■ PROMPT: Determine the count of lines containing "plate" in the entries below and return only that figure.

■ DATA LISTING:
----------------

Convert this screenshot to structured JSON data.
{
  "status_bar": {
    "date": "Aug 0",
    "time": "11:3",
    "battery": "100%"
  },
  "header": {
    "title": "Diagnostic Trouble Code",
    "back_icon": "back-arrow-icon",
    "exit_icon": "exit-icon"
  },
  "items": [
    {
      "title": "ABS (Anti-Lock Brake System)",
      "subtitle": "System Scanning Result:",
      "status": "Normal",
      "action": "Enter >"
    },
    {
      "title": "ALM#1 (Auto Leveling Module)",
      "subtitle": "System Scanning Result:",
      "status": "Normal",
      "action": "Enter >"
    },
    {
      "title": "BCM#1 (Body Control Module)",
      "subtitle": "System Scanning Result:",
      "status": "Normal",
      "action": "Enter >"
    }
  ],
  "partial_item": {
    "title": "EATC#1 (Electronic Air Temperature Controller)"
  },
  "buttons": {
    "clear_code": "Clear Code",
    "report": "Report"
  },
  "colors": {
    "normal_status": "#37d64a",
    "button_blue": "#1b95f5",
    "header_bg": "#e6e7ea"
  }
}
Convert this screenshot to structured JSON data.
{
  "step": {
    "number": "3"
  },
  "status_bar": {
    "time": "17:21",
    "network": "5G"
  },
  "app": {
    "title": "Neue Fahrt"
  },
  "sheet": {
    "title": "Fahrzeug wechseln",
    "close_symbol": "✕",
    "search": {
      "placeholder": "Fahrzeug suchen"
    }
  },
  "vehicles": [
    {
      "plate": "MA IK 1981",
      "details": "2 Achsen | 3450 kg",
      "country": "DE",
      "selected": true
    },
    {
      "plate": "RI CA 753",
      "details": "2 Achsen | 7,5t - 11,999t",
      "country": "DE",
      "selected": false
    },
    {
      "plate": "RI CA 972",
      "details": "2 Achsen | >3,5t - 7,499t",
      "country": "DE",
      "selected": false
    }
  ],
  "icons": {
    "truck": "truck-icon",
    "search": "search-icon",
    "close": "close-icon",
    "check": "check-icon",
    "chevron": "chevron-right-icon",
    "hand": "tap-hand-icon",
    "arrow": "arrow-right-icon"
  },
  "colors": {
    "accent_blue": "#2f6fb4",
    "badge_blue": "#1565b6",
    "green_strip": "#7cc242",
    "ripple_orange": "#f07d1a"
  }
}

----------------

■ PROBLEM SOLUTION: 3